**Work instruction**
Reproduce the data in full, exactly as given, leaving images out.

******

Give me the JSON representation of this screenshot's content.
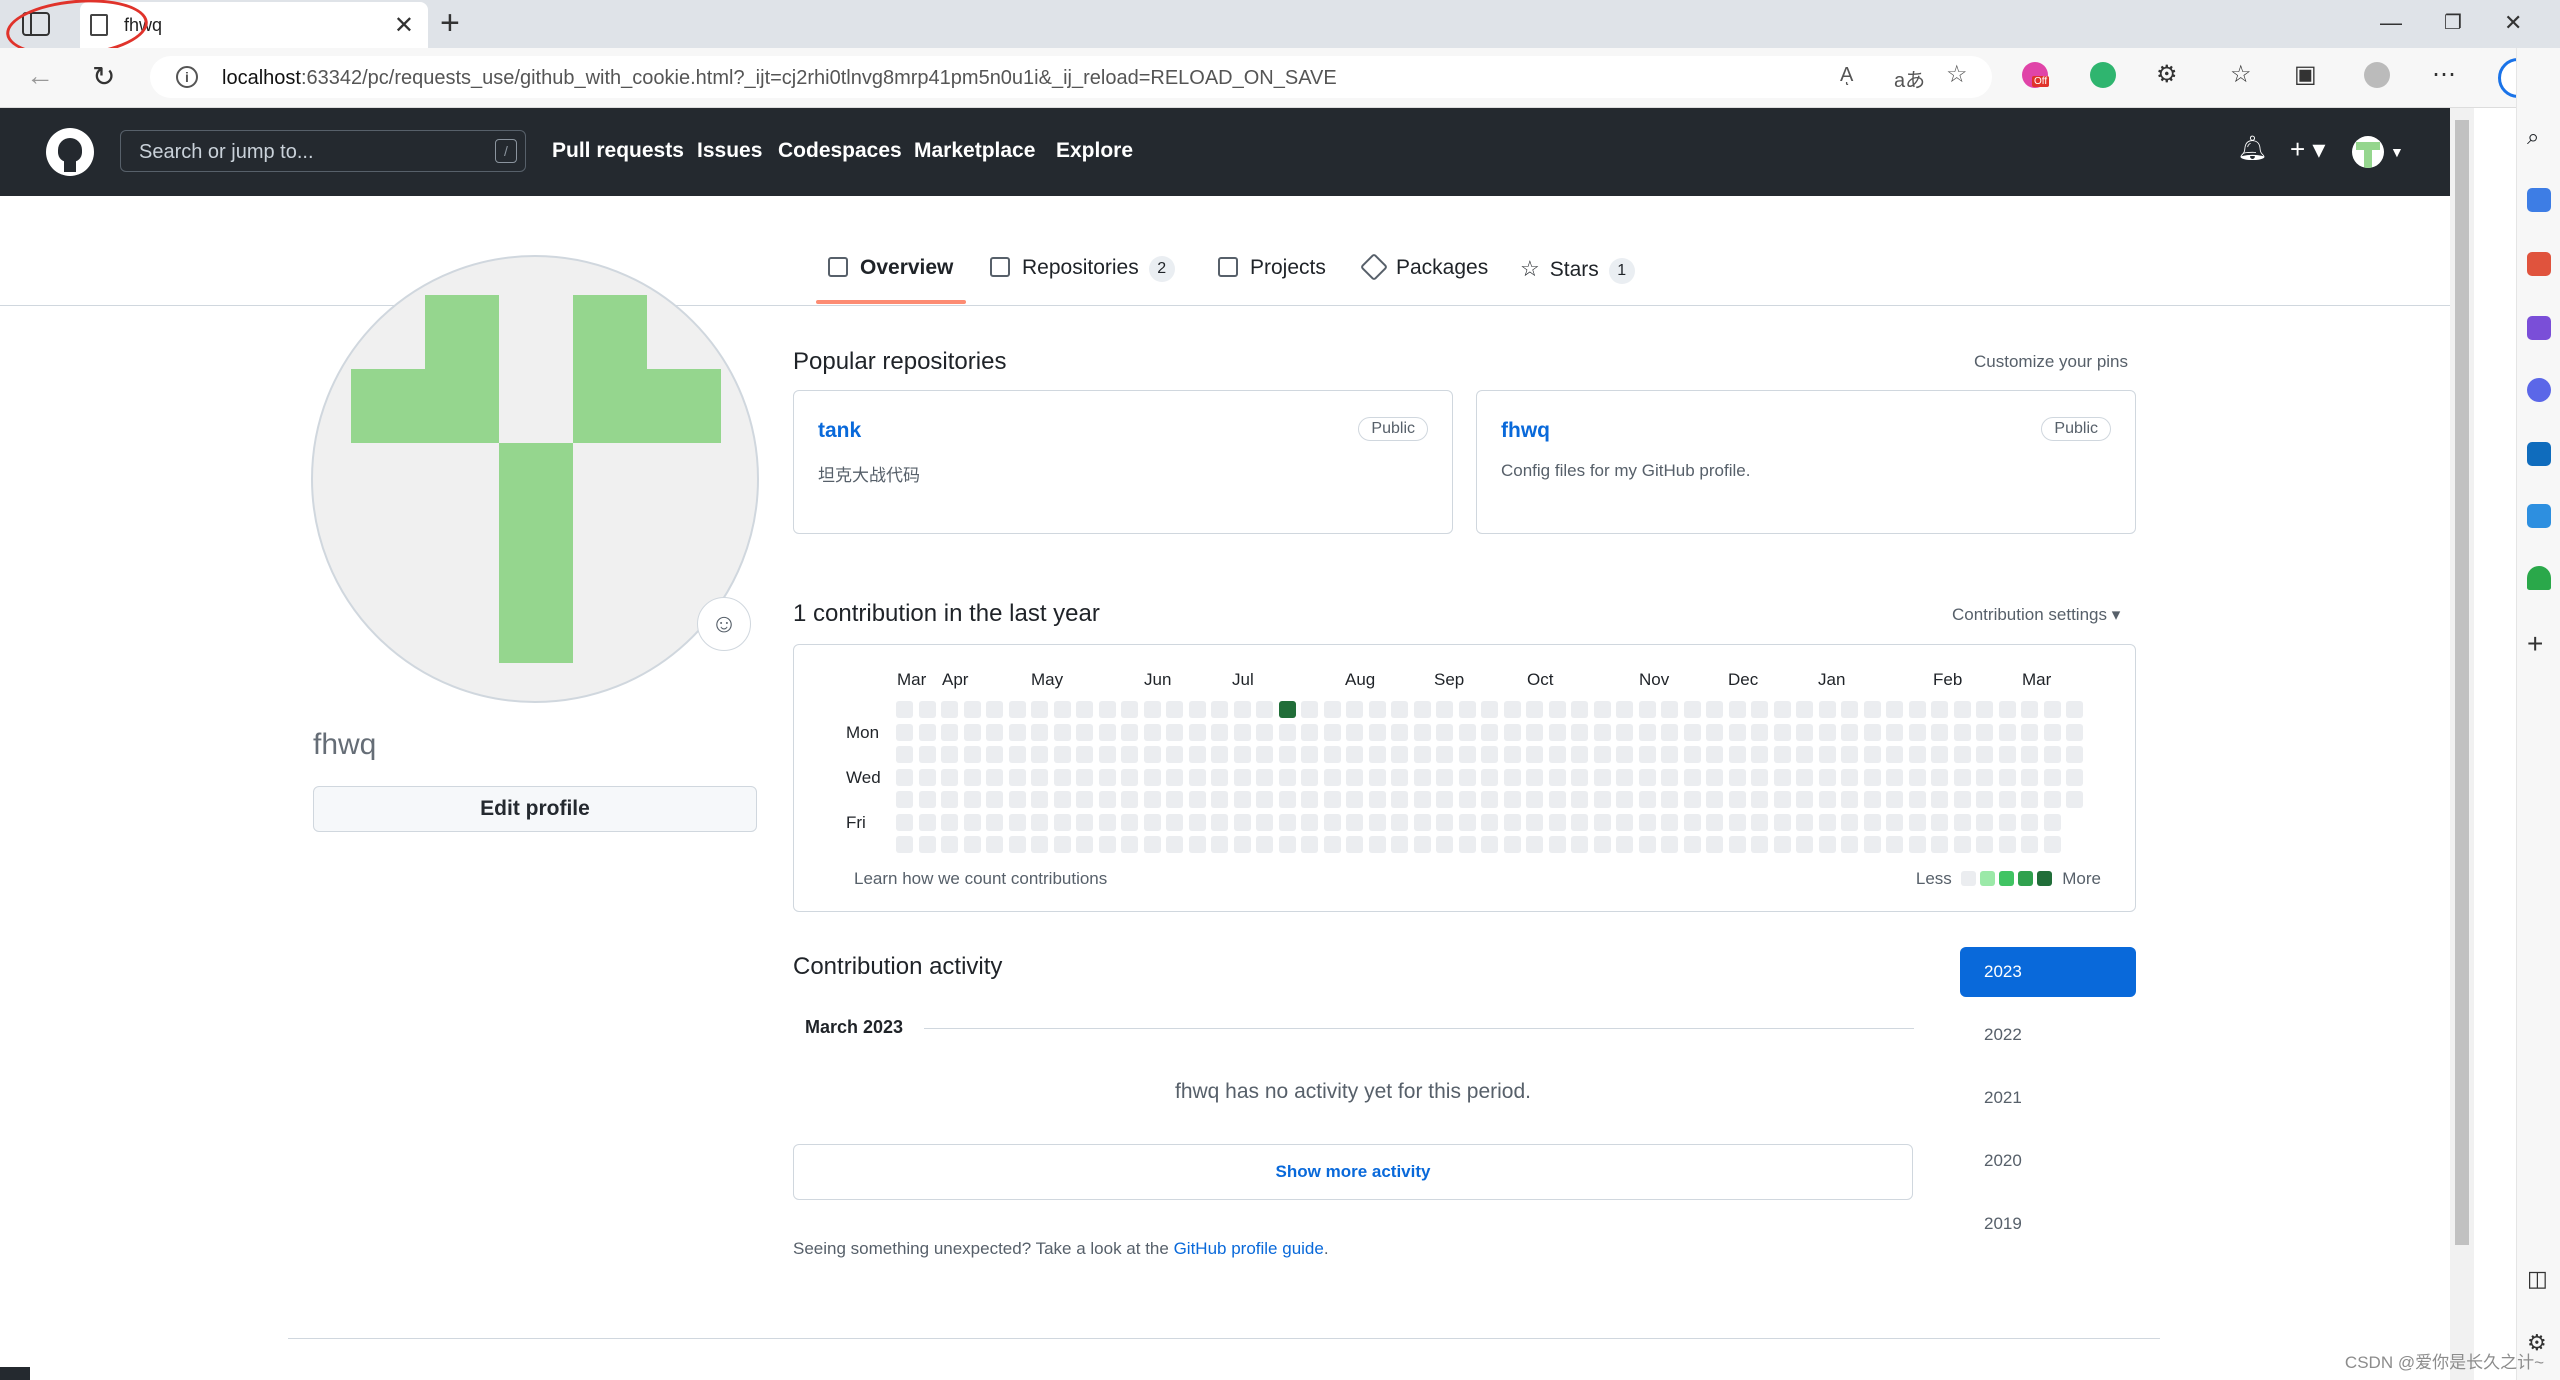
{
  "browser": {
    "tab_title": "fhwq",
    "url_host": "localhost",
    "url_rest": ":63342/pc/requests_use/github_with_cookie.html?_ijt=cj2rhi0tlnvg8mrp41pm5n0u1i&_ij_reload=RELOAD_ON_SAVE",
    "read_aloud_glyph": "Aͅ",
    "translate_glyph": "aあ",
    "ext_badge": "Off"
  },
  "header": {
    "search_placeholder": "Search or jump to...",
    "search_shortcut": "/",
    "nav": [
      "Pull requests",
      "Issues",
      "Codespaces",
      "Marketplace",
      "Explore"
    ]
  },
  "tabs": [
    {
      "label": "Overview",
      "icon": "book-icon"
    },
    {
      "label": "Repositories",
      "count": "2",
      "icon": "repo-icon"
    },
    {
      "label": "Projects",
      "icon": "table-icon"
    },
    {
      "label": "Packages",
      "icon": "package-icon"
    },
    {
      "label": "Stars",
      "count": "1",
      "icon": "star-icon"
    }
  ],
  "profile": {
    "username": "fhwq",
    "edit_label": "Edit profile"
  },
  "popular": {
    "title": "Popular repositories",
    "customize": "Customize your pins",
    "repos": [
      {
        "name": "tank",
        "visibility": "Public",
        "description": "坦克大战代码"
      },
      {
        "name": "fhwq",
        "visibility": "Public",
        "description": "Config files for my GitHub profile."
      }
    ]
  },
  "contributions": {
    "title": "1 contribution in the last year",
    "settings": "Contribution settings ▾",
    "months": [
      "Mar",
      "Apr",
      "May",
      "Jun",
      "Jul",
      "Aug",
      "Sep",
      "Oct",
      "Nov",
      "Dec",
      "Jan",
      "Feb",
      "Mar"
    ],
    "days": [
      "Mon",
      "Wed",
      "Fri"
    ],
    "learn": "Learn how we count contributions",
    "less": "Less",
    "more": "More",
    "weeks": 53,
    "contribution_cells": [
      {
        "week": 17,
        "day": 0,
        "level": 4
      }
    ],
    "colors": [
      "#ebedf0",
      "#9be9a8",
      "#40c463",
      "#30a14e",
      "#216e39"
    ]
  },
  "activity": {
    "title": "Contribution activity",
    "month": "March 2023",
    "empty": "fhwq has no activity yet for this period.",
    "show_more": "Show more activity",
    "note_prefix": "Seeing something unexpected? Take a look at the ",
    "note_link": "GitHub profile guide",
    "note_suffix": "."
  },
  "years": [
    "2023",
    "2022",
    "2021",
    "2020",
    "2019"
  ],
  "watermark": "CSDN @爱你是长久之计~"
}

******

**Written answer**
Give me the JSON representation of this screenshot's content.
{
  "browser": {
    "tab_title": "fhwq",
    "url_host": "localhost",
    "url_rest": ":63342/pc/requests_use/github_with_cookie.html?_ijt=cj2rhi0tlnvg8mrp41pm5n0u1i&_ij_reload=RELOAD_ON_SAVE",
    "read_aloud_glyph": "Aͅ",
    "translate_glyph": "aあ",
    "ext_badge": "Off"
  },
  "header": {
    "search_placeholder": "Search or jump to...",
    "search_shortcut": "/",
    "nav": [
      "Pull requests",
      "Issues",
      "Codespaces",
      "Marketplace",
      "Explore"
    ]
  },
  "tabs": [
    {
      "label": "Overview",
      "icon": "book-icon"
    },
    {
      "label": "Repositories",
      "count": "2",
      "icon": "repo-icon"
    },
    {
      "label": "Projects",
      "icon": "table-icon"
    },
    {
      "label": "Packages",
      "icon": "package-icon"
    },
    {
      "label": "Stars",
      "count": "1",
      "icon": "star-icon"
    }
  ],
  "profile": {
    "username": "fhwq",
    "edit_label": "Edit profile"
  },
  "popular": {
    "title": "Popular repositories",
    "customize": "Customize your pins",
    "repos": [
      {
        "name": "tank",
        "visibility": "Public",
        "description": "坦克大战代码"
      },
      {
        "name": "fhwq",
        "visibility": "Public",
        "description": "Config files for my GitHub profile."
      }
    ]
  },
  "contributions": {
    "title": "1 contribution in the last year",
    "settings": "Contribution settings ▾",
    "months": [
      "Mar",
      "Apr",
      "May",
      "Jun",
      "Jul",
      "Aug",
      "Sep",
      "Oct",
      "Nov",
      "Dec",
      "Jan",
      "Feb",
      "Mar"
    ],
    "days": [
      "Mon",
      "Wed",
      "Fri"
    ],
    "learn": "Learn how we count contributions",
    "less": "Less",
    "more": "More",
    "weeks": 53,
    "contribution_cells": [
      {
        "week": 17,
        "day": 0,
        "level": 4
      }
    ],
    "colors": [
      "#ebedf0",
      "#9be9a8",
      "#40c463",
      "#30a14e",
      "#216e39"
    ]
  },
  "activity": {
    "title": "Contribution activity",
    "month": "March 2023",
    "empty": "fhwq has no activity yet for this period.",
    "show_more": "Show more activity",
    "note_prefix": "Seeing something unexpected? Take a look at the ",
    "note_link": "GitHub profile guide",
    "note_suffix": "."
  },
  "years": [
    "2023",
    "2022",
    "2021",
    "2020",
    "2019"
  ],
  "watermark": "CSDN @爱你是长久之计~"
}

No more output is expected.